Gijs Kant, Alfons Laarman, Jeroen Meijer, Jaco van de Pol, Stefan Blom and Tom van Dijk, *LTSmin: High-Performance Language-Independent Model Checking*, TACAS 2015
doi pdf
2015
Tom van Dijk and Jaco van de Pol, *Sylvan: Multi-Core Decision Diagrams*, TACAS 2015
doi pdf talk
2014
Tom van Dijk and Jaco van de Pol, *Lace: Non-blocking Split Deque for Work-Stealing*, MuCoCOS 2014
doi pdf talk
2012
Tom van Dijk, Alfons Laarman and Jaco van de Pol, *Multi-core and/or Symbolic Model Checking*, AVoCS 2012
doi pdf
2012
Tom van Dijk, Alfons Laarman and Jaco van de Pol, *Multi-Core BDD Operations for Symbolic Reachability*, PDMC 2012
doi pdf
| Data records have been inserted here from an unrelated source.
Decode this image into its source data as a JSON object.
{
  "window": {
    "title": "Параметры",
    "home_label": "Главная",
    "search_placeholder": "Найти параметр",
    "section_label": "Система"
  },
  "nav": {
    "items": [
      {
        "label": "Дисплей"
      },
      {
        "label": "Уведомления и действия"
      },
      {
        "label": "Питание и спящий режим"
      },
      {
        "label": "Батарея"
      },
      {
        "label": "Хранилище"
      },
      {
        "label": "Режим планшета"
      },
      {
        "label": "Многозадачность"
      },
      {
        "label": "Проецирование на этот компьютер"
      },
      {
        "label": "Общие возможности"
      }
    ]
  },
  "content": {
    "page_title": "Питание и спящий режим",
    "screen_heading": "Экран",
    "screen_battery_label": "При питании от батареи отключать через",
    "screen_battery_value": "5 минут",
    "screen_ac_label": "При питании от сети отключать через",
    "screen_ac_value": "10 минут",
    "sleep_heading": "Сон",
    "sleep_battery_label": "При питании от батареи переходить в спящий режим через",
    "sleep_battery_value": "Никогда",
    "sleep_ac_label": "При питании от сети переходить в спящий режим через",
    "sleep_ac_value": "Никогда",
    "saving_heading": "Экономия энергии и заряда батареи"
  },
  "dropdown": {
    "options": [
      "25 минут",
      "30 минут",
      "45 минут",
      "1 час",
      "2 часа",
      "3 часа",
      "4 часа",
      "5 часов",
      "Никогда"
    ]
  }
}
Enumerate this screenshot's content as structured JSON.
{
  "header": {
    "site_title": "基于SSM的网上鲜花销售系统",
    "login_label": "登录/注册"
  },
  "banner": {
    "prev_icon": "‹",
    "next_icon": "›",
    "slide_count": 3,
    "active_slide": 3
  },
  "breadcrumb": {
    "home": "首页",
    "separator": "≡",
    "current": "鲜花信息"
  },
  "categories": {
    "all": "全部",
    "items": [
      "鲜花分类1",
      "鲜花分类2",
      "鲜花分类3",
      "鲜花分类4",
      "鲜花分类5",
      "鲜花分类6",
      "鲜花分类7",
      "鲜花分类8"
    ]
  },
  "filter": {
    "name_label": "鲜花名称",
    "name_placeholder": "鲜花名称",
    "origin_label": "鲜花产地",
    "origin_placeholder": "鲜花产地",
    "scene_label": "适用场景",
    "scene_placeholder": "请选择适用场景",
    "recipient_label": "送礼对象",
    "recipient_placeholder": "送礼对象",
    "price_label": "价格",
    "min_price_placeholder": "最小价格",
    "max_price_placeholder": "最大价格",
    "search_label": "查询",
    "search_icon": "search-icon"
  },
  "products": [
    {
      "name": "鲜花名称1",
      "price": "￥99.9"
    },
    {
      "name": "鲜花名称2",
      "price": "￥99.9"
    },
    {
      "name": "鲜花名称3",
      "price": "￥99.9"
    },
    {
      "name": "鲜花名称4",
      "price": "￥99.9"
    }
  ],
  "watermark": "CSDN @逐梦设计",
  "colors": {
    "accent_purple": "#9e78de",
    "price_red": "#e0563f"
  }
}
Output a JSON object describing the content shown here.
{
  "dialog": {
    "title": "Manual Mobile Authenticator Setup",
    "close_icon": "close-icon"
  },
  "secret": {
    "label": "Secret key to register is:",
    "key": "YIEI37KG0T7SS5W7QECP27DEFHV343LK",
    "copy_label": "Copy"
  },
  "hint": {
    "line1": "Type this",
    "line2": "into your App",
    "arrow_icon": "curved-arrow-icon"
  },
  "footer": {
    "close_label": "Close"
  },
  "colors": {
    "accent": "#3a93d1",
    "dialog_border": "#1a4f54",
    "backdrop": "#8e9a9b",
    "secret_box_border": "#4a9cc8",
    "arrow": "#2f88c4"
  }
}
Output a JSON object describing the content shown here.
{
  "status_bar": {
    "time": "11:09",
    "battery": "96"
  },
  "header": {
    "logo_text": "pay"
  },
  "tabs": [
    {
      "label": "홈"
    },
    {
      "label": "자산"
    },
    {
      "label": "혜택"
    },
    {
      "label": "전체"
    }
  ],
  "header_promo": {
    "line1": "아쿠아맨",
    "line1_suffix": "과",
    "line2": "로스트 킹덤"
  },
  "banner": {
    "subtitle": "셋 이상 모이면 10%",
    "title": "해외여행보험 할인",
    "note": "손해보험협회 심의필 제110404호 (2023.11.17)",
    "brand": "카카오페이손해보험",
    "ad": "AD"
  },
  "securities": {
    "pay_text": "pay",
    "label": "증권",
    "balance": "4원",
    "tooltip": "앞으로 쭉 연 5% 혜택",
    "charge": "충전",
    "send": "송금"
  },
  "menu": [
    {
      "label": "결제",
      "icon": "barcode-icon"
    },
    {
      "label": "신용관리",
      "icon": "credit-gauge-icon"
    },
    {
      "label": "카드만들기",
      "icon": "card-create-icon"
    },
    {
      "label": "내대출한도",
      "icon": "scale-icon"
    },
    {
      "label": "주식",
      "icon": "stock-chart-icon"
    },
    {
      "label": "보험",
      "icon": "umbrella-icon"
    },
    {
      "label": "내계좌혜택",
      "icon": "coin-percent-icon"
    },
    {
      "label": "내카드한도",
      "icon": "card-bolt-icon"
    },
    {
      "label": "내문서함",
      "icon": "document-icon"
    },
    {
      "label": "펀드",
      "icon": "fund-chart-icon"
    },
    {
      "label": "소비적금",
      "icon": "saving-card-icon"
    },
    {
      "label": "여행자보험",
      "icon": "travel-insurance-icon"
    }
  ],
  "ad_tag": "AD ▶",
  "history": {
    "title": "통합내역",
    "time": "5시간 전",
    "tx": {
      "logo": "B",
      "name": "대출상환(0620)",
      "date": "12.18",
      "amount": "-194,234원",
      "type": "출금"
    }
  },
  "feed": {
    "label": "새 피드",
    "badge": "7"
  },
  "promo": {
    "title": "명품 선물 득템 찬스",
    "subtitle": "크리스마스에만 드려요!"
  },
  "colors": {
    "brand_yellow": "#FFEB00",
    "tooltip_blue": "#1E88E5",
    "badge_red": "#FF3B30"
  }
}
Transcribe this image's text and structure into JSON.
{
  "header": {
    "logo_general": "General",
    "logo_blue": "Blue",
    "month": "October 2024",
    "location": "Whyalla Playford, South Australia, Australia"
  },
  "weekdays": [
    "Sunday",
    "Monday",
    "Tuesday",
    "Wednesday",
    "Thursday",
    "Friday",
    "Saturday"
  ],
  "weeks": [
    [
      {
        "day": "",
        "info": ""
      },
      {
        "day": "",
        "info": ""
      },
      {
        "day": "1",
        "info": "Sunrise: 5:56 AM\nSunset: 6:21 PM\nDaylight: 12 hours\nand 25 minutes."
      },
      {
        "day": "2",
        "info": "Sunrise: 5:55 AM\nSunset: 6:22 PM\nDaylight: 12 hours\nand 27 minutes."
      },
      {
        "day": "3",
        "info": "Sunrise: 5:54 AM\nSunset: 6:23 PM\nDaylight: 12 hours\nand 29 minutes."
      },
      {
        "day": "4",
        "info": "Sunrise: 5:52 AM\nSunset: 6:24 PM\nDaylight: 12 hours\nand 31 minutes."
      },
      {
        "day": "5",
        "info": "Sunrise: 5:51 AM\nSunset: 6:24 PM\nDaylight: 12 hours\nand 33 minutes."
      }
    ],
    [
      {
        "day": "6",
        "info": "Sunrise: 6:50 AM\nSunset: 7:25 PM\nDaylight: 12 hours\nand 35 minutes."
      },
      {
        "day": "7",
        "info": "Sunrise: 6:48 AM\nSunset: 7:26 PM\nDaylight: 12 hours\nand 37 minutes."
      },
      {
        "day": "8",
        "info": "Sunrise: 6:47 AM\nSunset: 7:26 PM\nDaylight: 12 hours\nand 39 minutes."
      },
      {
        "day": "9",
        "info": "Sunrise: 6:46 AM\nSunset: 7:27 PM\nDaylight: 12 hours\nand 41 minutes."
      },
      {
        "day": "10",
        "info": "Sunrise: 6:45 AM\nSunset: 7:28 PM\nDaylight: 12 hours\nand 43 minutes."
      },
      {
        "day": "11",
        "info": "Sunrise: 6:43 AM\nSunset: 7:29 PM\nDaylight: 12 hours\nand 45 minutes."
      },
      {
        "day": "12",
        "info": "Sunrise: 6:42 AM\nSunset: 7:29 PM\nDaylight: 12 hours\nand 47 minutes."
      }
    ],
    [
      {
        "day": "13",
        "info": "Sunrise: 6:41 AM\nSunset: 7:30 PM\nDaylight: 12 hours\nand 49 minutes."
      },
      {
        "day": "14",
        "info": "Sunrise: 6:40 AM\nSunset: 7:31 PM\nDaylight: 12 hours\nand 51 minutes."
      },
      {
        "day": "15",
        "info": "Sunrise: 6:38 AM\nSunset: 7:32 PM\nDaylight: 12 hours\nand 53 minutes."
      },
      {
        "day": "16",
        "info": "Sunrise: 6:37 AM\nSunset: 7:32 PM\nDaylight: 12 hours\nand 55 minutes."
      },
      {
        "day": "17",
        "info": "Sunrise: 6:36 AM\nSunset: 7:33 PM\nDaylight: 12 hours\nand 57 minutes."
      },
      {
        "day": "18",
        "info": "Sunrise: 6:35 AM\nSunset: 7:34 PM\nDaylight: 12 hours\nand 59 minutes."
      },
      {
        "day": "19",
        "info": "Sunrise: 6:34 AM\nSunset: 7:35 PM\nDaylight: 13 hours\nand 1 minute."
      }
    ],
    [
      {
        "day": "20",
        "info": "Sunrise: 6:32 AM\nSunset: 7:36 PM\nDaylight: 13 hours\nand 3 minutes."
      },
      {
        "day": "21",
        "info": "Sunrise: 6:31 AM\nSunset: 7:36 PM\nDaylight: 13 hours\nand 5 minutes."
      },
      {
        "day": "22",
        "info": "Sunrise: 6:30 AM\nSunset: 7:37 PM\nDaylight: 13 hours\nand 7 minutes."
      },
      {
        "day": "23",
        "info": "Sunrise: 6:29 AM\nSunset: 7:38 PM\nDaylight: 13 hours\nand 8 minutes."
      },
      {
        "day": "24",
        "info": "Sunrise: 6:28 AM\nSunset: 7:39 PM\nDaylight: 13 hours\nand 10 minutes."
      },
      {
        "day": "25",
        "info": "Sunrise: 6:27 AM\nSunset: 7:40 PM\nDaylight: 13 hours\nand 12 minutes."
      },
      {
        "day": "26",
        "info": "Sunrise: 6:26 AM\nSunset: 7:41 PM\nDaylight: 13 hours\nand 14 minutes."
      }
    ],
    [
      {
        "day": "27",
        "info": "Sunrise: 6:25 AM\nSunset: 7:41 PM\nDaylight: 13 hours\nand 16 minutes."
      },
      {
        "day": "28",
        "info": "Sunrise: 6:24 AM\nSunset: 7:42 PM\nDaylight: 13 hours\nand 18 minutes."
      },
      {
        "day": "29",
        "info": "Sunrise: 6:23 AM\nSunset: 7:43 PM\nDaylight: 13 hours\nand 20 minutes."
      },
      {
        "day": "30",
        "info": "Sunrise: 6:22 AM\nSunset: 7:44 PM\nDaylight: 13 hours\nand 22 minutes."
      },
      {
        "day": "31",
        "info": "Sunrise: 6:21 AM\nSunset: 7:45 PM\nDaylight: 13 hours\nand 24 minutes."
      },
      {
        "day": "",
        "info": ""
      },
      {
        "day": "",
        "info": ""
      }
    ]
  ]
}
**PhD Thesis**(2016)

*Sylvan: Multi-core Decision Diagrams*, University of Twente.**MSc Thesis**(2012) [cum laude]

*The parallelization of binary decision diagram operations for model checking*, University of Twente.

Awarded an honorary mention (2nd place) of the Dutch national M&I Informatie Scriptieprijs 2012.**BSc Thesis**(2010)

*Analysing And Improving Hash Table Performance*, University of Twente.

**Program committees**: FMCAD 2018 Student Forum, TACAS 2019 Artifact Evaluation, ATVA 2019 Artifact Evaluation, AVoCS 2019, FTSCS 2019, AVERTIS 2019, TACAS 2020, SAC-SVT 2020, SPIN 2021, SAC-SVT 2021, SAC-SVT 2022, FMCAD 2022 Student Forum, SAC-SVT 2023, FORTE 2023 Artifact Evaluation (chair).**Organisation**: Dutch Model Checking Day 2016, Hardware Model Checking Competition 2017, FMCAD 2018, 2019 Webmaster, SETTA 2019 Publicity Chair (Europe)**External Reviewer**: SPIN 2014, ICFEM 2014, FASE 2016, ATVA 2016, TACAS 2017, FCT 2017, TACAS 2018, SAT 2018, FORTE 2018, CSL 2018, FMCAD 2018, FoSSaCS 2019, LICS 2019, VMCAI 2020, LICS 2020, FoSSaCS 2021, TACAS 2021, CONCUR 2021, TACAS 2022, FoSSaCS 2022, FORTE 2022, NFM 2022, FoSSaCS 2023, CONCUR 2023.**Journal Reviewer**: IEEE Transactions on Computers (2014), Formal Methods in System Design (2018), Software Tools for Technology Transfer (2018, 2019), MDPI Algorithms (2018), VLSI Integration (2018), JSAT (2019), JAR (2019).

Formal Methods and Tools

Zilverling 3035
University of Twente

E-mail: t dot vandijk at utwente dot nl.